The economic impact from visitors to both youth and adults sports tournaments is spread across several business segments. Food and beverage sales garnered the lion’s share, with $7.78 million in sales in 2011, followed by entertainment and retail at $5.07 million, and lodging at $2.37 million.
Room tax collections attributed to sports tourism amounted to over $273,000 dollars, and a sales tax boost of more than $961,000. The cumulative numbers from 2005 through 2011 include total economic impact of $77.58 million, room tax collections of $1.49 million, and Carson City sales tax share of $1.45 million (2.18 percent of the 7.475 percent sales tax).
The dollars expended to achieve these results are tiny The Carson City Convention and Visitors Bureau contributed $70,000 for 2011, of which only $45,386 was spent. Most of that went for salaries, services and supplies, and almost nothing for marketing.
“Our partners, the tournament directors, do most of the marketing for us,” said Dunn.
Dunn was quick to point out that both professional tournament organizers like All World Sports and local sports organizations such as AYSO Soccer, Little League, Pop Warner and others are key to the success of the program.
Also vital are entities like the Carson City Convention and Visitors Bureau, the Carson City Chamber of Commerce, and the Carson City School District, as well as the business community and the lodging properties. As an example, the lodging folks recently worked with parks and recreation and the Nevada Commission on Tourism to obtain a $64,000 grant for scoreboards.
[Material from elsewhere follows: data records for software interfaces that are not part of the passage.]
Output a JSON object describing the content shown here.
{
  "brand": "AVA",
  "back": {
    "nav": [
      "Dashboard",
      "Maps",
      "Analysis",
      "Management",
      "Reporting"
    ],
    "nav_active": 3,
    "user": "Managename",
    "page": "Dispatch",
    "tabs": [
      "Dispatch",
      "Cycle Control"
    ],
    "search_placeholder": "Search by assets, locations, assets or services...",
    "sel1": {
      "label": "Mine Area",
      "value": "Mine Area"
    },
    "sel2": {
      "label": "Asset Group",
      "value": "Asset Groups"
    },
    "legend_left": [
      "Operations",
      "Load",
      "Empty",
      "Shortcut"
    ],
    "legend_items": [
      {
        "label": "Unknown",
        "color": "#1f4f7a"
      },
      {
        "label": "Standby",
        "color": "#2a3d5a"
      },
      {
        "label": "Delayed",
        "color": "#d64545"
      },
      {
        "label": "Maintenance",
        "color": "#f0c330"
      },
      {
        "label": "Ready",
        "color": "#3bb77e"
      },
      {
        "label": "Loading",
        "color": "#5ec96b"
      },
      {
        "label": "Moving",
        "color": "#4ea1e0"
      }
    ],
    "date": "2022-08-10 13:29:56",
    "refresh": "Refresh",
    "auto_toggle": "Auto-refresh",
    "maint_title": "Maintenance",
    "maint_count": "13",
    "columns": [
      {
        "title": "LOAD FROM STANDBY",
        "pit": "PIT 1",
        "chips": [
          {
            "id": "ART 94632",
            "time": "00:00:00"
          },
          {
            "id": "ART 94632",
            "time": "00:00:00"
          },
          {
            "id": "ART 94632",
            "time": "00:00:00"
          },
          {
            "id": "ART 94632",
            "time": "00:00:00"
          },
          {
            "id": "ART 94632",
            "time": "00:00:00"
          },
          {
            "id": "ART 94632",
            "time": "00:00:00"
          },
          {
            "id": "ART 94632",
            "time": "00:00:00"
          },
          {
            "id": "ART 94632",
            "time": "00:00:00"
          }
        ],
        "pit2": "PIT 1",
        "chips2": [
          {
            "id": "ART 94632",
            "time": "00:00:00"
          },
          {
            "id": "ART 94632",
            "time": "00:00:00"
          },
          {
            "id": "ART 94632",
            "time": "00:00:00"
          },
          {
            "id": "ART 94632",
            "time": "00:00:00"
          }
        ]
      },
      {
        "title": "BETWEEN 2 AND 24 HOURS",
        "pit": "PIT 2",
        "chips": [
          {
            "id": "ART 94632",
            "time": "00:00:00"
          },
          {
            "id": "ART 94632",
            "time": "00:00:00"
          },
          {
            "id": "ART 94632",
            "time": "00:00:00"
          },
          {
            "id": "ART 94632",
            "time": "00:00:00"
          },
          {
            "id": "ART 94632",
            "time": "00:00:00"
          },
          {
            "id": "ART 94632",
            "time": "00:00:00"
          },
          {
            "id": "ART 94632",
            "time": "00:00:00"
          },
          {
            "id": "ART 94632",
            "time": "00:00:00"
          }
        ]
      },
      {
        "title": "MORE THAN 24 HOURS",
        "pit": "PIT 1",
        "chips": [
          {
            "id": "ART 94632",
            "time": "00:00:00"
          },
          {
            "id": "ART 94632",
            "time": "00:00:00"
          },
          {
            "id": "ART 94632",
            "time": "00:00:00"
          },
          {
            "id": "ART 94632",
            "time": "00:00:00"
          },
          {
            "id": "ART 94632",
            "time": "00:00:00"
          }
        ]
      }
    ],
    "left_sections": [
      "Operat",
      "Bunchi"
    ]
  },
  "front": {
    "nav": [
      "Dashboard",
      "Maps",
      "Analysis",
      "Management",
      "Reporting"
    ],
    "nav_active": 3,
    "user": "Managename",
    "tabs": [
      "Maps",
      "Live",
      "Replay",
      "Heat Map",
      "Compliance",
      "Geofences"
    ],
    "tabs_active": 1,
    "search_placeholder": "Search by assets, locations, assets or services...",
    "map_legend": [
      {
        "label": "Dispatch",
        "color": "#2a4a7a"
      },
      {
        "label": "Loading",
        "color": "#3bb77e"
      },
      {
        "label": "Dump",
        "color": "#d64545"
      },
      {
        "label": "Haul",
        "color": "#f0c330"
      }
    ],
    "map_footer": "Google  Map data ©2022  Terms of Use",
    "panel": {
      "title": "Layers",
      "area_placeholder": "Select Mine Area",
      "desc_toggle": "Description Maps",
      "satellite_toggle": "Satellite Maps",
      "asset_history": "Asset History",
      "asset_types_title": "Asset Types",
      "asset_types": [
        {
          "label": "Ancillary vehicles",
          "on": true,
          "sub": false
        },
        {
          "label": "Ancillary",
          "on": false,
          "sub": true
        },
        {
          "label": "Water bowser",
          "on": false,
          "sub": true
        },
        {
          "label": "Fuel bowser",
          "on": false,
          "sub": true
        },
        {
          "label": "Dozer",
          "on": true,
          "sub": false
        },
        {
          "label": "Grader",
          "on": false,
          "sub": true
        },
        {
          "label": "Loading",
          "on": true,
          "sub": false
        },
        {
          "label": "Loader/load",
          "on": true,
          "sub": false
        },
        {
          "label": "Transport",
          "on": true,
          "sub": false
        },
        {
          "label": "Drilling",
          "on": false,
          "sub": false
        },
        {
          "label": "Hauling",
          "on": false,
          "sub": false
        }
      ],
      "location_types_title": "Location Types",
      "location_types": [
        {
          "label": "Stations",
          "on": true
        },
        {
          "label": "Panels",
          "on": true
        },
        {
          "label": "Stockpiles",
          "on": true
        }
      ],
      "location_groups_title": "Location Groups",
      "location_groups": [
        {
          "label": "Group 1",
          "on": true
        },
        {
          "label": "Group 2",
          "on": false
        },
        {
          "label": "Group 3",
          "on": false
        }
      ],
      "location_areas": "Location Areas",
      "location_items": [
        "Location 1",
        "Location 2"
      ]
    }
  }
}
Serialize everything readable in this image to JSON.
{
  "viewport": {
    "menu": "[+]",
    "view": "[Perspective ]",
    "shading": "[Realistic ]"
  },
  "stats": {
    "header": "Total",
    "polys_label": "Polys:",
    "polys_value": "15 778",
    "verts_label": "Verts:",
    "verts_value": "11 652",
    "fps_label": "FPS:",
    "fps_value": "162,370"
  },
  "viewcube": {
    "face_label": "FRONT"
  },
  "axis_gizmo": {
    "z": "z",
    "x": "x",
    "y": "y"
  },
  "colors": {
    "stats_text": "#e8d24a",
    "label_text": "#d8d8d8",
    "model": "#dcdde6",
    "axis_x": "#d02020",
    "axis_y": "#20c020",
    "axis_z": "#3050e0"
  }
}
The biggest problem looming on the horizon is capacity. The four facilities utilized for sports tournaments are the Centennial Sports Complex, the Edmonds Sports Complex, the Governors Sports Complex, and the Carson City Aquatics Facility. All four are maxed out between local use and the 36 outside tournaments scheduled for 2012.
In order to continue to grow, Dunn is concentrating on mid-week adult tournaments and more lucrative tournaments such as the April Comstock Shootout and the May Midnight Madness softball tournament. “Our retention rate for tournaments is almost 100 percent, except for 2009,” said Dunn. But without additional facilities, some of the smaller tournaments may be replaced with more lucrative ones.
In addition to needing more outdoor fields, an indoor facility would extend the sports tourism business through the winter months.
A proposal to renovate 90,000 square feet of the former Kmart building in North Carson is stalled at the moment due to ownership issues and financing. Lodging properties would like to see it become a reality.
“Sports tourism sustains our business on the weekends during the season,” said Terrie McNutt, Holiday Inn Express regional director of sales.
General Manager Linda Barnett of the Hampton Inn echoed the sentiment, saying, “We would not survive without sports tourism.” Barnett and McNutt both joined Dunn and Carson City Chamber Director Ronni Hannaman on a marketing trip to the Sacramento area last fall to pitch Carson City as a sports destination to tournament directors.
The news comes on the heels of a luxury home report from Nevada State Bank that showed in 2019, Northern Nevada’s high-value real estate market accounted for 418 home sales in 2019, an increase of 4.8 percent over 2018. The average luxury home price was over $1.8 million in 2019.